Newbie getting a Job as Elixir Engineer


Hope everyone is doing well. I have been learning Elixir for about 1 month now. I have built two projects and used the Phoenix Framework and Liveview, also touched a bit of Pubsub. I understand that I have a lot more to learn, and I will gladly learn it! There is always room to grow.

My question: How would someone like me impress recruiters?

What project can I build to really stand out, and can someone recommend me something to build?

I ask this because I recently began to apply for roles, and I noticed that mostly all Elixir roles are Senior Engineers. I have no experience with Elixir Except for what I have built so far. Do I need to spend 2 years Learning and building applications to be even considered to work for a company that uses Elixir?

Thank You


In my experience this seems to make sense. Elixir/Erlang has a lot of complexity that does not meet the eye of a beginner also there is the steep learning curve of a functional language with a quite unique concurrency model and features.

I am developing in elixir for about 4 years now and I can say for sure that it took me about more than a year to truly understand the philosophy on how to make good software. There are still things I haven’t mastered fully, like metaprogramming, it is a very green field with new patterns and practices.

As to why you would hire only seniors on elixir, the reason is simple, projects focused on performance/reliability. Such projects receive good funding but at the same time requirements are very hard to meet, so engineers with good knowledge of technology are required.

There is another side of medal, companies that write on ruby, seem to also start projects in elixir. They usually hire ruby juniors and then convert ruby seniors to elixir developers. If you truly want to develop in elixir, that might be your best place to start.


It says experienced but I’m pretty sure the right mindset can get you something: Hawku - The first NFT Marketplace written in Elixir/Liveview! :slight_smile:

give it a try!

Given the relative rarity of Elixir experience, I mainly hire based on evidence of creativity/tenacity/persistence rather than specific Elixir background, so to me, even a toy project built in Elixir would be a pretty positive sign. If it were critical to me to see someone going “above and beyond” I guess I’d be interested in a project that demonstrates creative solutions to the challenges of immutability, concurrency, etc. But in general, defensible designs that use Elixir idioms nicely are a pretty good start.

Also, if I were trying to hire for a “senior” Elixir role, I’d probably actually mean “senior developer,” not “Experienced Elixir developer.” Someone who’s been in the game for 5-8 years, has built production systems in at least 1-2 languages.

We’ve hired only one developer with production Elixir background (besides myself) from junior to ~6 years experience in other languages, all full-time, plus some 10+ years experienced Rails developers as consultants. If I choose curious people with a mindset that they’re not done learning, it tends to work out.
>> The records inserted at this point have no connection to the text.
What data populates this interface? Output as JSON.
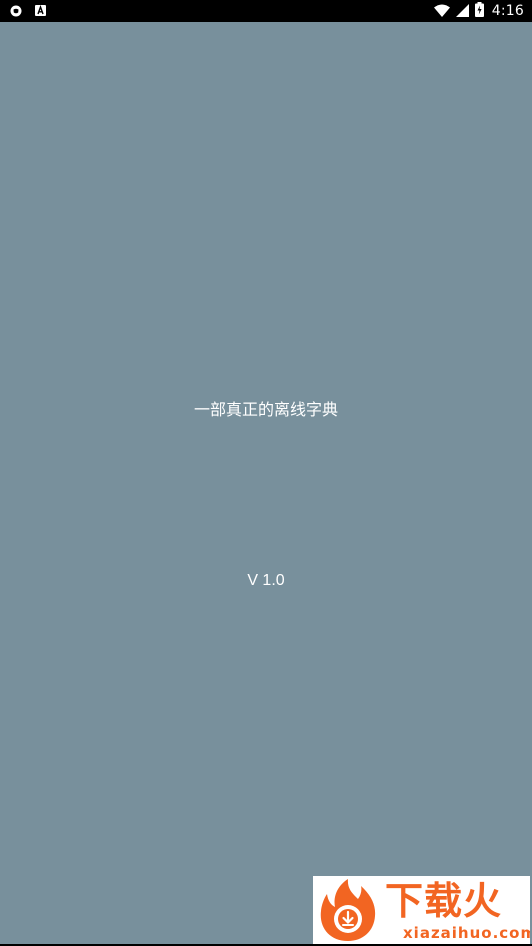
{
  "status_bar": {
    "time": "4:16",
    "battery_level": 0.6,
    "icons": [
      "shield-notification-icon",
      "a-notification-icon",
      "wifi-icon",
      "cell-signal-icon",
      "battery-charging-icon"
    ]
  },
  "splash": {
    "slogan": "一部真正的离线字典",
    "version": "V 1.0",
    "background_color": "#78909c"
  },
  "watermark": {
    "title": "下载火",
    "domain": "xiazaihuo.com",
    "brand_color": "#f26522"
  }
}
I would recommend not sweating “N years Elixir experience” that much if you see it in a job description. Sometimes that’s a formal HR organization pushing that sort of language, but it can be “this is my ideal candidate” rather than “this is the minimum we’ll actually interview.” Many companies will talk to you if you’ve got N years experience in anything. In my current company’s case, and in at least a couple of other places, we’ve just decided to rethink the position when we saw a sharp person ignore the listed “requirements.” I think it’s nonsense that companies write job descriptions that imply more experience required than they’d actually accept, but would definitely advise not sweating those details when applying, especially if the role sounds interesting otherwise.


This has been my own experience when i was job searching also. Since there’s not a lot of Elixir devs to go around really they’re looking for people who just make good software and are quick to learn.

I also ran a software agency myself and the word “Senior” gets put in the CV, but real world usage gets abused. It’s common to see juniors refer to themselves as seniors and seniors who think they’re mid at best. The latter can happen for many reasons.

Point is apply and let them decide if they want you. Keep building, yes. But don’t stop applying.